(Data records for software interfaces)
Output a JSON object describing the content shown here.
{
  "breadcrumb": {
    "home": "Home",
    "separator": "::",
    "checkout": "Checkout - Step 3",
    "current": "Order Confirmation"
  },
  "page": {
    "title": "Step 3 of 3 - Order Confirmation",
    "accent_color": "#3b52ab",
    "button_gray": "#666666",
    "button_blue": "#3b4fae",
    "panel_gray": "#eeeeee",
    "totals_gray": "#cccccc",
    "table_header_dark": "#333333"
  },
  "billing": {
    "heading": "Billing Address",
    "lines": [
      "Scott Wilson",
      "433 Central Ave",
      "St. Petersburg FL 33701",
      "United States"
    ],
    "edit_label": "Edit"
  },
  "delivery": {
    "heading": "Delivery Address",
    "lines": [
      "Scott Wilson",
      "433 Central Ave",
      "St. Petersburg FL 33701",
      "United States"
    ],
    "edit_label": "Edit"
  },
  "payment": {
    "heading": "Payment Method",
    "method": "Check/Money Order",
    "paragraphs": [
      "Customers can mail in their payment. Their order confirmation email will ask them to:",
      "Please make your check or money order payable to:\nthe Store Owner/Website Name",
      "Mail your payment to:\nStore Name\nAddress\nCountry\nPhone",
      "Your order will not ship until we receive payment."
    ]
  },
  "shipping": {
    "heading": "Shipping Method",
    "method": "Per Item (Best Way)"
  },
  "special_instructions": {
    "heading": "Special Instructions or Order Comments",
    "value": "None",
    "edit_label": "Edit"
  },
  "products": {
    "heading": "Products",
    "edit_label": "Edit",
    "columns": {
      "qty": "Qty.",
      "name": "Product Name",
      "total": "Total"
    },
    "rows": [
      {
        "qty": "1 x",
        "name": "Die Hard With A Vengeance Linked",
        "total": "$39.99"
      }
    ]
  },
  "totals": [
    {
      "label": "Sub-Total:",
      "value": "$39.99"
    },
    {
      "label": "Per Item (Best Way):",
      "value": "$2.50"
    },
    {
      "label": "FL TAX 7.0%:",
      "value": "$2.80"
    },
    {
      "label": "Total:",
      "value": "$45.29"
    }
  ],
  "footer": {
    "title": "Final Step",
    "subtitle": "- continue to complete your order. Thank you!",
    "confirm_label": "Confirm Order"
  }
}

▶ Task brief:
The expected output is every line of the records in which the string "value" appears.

▶ Result:
    "value": "None",
      "value": "$39.99"
      "value": "$2.50"
      "value": "$2.80"
      "value": "$45.29"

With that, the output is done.